PROBLEM DESCRIPTION: Where does "analyzer" occur in the listing? Copy every line that holds it.
>>>
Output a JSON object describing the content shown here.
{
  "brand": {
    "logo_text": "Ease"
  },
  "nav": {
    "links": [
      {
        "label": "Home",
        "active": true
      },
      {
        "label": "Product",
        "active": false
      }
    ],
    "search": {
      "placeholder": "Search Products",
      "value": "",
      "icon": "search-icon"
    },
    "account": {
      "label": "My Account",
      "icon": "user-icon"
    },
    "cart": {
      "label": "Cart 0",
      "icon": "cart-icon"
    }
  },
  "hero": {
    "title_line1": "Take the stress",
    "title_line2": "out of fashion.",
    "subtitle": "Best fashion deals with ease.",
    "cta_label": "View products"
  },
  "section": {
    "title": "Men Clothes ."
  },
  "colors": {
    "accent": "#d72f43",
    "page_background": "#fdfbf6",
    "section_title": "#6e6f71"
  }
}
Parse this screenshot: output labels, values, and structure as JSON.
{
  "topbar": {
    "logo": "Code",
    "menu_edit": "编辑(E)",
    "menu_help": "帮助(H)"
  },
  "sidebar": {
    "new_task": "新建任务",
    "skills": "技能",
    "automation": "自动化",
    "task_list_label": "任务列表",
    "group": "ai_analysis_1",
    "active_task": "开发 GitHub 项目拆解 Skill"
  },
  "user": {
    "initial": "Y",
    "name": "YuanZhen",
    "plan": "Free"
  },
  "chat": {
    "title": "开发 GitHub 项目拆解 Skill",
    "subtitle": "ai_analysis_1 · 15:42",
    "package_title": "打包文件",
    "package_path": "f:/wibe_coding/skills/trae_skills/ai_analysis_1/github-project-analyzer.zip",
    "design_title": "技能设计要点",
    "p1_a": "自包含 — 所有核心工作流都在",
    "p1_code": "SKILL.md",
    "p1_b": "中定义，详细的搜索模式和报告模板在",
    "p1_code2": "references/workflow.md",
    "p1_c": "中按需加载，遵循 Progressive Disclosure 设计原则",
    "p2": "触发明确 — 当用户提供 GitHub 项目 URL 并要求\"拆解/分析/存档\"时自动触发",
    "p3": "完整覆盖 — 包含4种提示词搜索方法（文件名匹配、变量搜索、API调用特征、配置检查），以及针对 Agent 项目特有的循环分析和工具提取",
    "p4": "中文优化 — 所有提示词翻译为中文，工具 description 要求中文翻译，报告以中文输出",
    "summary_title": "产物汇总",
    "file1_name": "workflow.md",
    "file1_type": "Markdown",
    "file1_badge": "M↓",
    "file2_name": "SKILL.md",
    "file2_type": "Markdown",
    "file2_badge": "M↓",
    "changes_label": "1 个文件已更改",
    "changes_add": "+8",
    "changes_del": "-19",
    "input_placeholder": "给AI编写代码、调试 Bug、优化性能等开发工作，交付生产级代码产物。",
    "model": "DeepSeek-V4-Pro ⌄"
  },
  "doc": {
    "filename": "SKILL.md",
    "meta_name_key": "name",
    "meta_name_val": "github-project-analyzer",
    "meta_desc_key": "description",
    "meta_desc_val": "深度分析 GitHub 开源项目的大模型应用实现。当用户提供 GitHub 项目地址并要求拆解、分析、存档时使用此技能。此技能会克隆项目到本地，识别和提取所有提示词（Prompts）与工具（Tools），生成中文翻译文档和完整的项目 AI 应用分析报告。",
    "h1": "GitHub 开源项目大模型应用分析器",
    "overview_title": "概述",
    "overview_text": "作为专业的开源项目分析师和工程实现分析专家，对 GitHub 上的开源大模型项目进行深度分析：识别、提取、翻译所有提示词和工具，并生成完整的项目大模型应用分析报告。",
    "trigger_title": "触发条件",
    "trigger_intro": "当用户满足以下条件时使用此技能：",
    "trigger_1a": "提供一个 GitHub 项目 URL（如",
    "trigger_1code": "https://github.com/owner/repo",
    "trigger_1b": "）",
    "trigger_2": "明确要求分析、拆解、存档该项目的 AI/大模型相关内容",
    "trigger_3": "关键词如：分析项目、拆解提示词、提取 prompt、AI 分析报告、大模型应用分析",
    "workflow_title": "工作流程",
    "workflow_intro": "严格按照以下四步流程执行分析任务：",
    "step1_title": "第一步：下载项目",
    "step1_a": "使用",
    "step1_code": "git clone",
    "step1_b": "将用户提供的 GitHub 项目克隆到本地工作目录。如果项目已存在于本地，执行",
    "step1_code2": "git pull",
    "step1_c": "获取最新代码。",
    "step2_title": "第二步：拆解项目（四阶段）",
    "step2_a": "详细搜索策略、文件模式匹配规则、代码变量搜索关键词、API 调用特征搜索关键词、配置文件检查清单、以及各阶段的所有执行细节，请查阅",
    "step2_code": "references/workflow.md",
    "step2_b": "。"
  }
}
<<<
OUTPUT FOR THIS EXERCISE:
    "package_path": "f:/wibe_coding/skills/trae_skills/ai_analysis_1/github-project-analyzer.zip",
    "meta_name_val": "github-project-analyzer",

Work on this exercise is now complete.